According to AAA, it will cost drivers in an urban area $6,758 to $11,239 to own and operate their vehicles in 2011, which is just over a 3 percent increase from last year. Because April is National Car Care Month, we tapped automotive experts for tips on what to know — and how to save — when you're behind the wheel.
Do's and don'ts
When was the last time you picked up the owner's manual for your vehicle? If your answer is "Never," you might be racking up unnecessary costs.
At the very least, follow the maintenance schedule, says Jim Sassorossi, head of sales for Mopar service and parts. "It's a lot better to spend those small amounts than to have to replace an engine . . . because you tried to stretch the time between oil changes."
Lauren Fix, spokeswoman for the Car Care Council, says reading the owner's manual can empower you to say no to unnecessary services. "Don't do something just because someone says you should," Fix says. "It's like saying, 'Do you want fries with that?' "
Save between tune-ups
• Use the best fully synthetic oil you can afford and a name-brand filter.
• Check your tire pressure. You'll get slightly better gas mileage, better handling and longer tire life.
• Tighten your gas cap. Really, gas evaporates.
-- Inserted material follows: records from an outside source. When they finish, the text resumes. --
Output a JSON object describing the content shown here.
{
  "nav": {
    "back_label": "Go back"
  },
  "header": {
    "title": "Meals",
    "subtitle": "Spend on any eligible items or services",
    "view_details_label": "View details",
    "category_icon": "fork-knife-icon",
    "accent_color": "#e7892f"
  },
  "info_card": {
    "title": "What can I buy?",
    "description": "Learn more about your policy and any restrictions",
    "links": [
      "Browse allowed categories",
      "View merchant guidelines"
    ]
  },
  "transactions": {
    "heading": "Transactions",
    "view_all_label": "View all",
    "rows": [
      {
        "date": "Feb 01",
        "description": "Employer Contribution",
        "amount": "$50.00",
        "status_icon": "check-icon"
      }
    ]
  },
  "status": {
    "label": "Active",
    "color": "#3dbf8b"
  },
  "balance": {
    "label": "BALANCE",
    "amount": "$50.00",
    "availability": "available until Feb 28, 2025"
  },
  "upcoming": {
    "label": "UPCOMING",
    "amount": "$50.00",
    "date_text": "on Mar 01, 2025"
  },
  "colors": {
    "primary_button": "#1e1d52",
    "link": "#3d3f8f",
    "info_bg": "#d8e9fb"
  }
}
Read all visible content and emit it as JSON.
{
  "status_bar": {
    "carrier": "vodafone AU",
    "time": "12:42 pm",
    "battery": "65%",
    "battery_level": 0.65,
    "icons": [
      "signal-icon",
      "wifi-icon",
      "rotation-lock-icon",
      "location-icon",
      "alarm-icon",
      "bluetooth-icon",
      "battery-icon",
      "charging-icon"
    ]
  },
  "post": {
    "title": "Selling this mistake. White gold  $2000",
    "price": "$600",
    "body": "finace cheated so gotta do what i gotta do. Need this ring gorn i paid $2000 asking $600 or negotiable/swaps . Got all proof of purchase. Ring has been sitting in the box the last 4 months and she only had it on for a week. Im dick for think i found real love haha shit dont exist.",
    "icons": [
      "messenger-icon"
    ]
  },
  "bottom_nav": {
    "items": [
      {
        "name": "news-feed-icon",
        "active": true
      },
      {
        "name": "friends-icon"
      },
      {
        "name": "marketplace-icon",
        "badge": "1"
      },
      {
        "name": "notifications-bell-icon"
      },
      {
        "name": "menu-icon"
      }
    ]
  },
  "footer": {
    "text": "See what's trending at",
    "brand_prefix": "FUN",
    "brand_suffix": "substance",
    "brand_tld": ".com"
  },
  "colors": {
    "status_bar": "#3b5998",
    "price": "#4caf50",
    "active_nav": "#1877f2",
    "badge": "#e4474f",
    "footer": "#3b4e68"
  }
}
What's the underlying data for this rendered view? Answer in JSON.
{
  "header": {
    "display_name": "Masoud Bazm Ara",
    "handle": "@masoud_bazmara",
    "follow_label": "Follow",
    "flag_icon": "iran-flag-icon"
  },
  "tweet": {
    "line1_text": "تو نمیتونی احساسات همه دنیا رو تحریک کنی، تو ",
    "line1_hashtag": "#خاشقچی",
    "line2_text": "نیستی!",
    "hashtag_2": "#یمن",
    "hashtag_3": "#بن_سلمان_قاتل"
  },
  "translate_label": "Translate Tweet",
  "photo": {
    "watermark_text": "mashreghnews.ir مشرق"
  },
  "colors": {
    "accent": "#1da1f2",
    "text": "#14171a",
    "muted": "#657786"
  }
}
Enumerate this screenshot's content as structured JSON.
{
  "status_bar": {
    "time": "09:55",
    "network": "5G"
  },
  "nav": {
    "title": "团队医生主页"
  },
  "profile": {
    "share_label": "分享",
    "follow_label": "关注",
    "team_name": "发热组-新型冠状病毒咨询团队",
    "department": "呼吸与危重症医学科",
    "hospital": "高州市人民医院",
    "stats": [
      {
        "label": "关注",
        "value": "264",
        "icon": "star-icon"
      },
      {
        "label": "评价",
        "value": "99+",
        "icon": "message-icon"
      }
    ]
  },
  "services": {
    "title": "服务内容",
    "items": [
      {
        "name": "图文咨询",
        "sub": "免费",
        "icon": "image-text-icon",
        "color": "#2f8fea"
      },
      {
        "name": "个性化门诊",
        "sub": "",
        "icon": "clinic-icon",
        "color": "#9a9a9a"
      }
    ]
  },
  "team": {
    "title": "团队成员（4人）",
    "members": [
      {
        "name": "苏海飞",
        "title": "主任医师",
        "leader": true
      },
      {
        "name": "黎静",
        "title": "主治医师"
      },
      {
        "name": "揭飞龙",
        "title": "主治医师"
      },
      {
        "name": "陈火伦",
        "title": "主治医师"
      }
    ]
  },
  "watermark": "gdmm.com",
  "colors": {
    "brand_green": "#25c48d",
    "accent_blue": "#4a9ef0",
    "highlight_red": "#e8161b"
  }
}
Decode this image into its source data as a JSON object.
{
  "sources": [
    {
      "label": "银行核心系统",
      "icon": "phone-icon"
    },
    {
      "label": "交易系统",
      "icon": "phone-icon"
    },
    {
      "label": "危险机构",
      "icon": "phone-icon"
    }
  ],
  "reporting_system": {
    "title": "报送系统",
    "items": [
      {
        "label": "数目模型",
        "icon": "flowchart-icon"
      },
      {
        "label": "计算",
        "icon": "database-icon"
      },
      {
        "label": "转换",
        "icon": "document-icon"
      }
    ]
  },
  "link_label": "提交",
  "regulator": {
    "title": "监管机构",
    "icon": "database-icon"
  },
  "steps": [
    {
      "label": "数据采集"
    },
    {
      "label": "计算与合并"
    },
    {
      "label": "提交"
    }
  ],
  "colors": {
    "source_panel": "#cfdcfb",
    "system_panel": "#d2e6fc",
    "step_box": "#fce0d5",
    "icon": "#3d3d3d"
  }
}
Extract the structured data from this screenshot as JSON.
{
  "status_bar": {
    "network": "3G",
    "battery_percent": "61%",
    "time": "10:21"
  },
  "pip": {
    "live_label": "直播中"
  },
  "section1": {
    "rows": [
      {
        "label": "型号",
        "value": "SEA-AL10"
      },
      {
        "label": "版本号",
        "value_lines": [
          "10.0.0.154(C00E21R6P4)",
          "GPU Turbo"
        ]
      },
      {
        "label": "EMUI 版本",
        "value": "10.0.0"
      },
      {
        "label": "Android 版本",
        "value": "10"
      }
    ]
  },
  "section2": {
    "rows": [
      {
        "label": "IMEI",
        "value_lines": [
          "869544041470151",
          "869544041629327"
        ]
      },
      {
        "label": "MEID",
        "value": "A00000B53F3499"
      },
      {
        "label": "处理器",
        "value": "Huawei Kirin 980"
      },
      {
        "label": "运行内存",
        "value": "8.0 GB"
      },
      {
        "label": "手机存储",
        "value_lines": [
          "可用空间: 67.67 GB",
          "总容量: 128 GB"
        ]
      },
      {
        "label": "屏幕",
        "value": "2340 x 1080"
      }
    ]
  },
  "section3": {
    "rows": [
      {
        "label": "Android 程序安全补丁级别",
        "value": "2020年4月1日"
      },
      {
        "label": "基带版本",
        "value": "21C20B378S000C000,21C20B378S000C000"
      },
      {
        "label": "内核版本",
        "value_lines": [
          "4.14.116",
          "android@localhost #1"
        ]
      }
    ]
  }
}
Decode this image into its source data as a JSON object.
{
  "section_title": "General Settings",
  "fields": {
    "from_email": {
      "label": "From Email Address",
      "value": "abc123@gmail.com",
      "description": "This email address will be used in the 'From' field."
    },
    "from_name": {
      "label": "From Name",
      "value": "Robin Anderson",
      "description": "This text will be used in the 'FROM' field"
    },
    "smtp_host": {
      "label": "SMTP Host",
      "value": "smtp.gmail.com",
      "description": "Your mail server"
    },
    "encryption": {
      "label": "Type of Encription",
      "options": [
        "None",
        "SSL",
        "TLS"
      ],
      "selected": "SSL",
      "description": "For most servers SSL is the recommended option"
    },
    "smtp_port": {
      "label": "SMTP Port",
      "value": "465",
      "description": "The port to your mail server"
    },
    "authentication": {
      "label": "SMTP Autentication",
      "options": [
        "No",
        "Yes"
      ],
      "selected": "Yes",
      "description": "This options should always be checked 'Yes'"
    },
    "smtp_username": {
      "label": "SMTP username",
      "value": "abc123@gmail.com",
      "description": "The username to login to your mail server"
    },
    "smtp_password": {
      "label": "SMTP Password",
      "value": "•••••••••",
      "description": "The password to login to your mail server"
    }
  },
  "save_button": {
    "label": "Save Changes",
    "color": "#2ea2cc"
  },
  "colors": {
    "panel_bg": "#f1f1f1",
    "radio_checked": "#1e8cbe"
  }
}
• A flashing engine light means emissions woes. Visit a service center or buy a scan tool (they cost as little as $25 on Amazon.com) to decipher diagnostic codes.
Where to go
It's a common belief that a dealership will charge a lot more for service than a chain store or an independent auto shop, but Sassorossi disagrees.
"Over the years . . . dealers have had to reinvent themselves as retail service centers," he says.
In a highly unscientific experiment, we priced wiper blades for a Honda Civic at a Pep Boys, a Jiffy Lube and a dealership and were quoted prices (including installation) of $19, $23 and $24, respectively.
Wherever you go, make sure the service center is certified with the National Institute for Automotive Service Excellence.
Finally, don't forget the power of a second opinion. "Call a service center, say you're due for a tune-up and ask what they charge," Fix says. "If you think the price is too high, call a few other local places and get quotes."
I'm in the shop. Now what?
Once you're in the shop, request a complete vehicle inspection. "Even if all you need is an oil change, you should still get your tires checked to see if they're wearing unevenly," Sassorossi says.
If you suspect something is wrong with your vehicle, take careful notes before you meet with a technician. Says Fix: "Use all your senses — hearing, smell, sight, feeling — and say, 'When this happens, I hear this, smell this, feel this.' That helps cut down on the diagnosis time, which saves you money because technicians charge you by the hour." Inquire about costs up front. "Often service centers will offer a free diagnostic test," Sassorossi says.
By scheduling a tune-up, you've already tackled the biggest hurdle most motorists face: regular maintenance.
Hit the road
Now that you've been inspired to do the right thing, here are some deals to help save you money:
• Visit www.jiffylube.com for a coupon for $5 off a Signature Service oil change.
• Midas offers coupons for brake pads or service such as an oil change/tire rotation combo. Visit midaslocator.com to find coupons in your area.
• Pep Boys offers a variety of coupons at www.pepboys.com.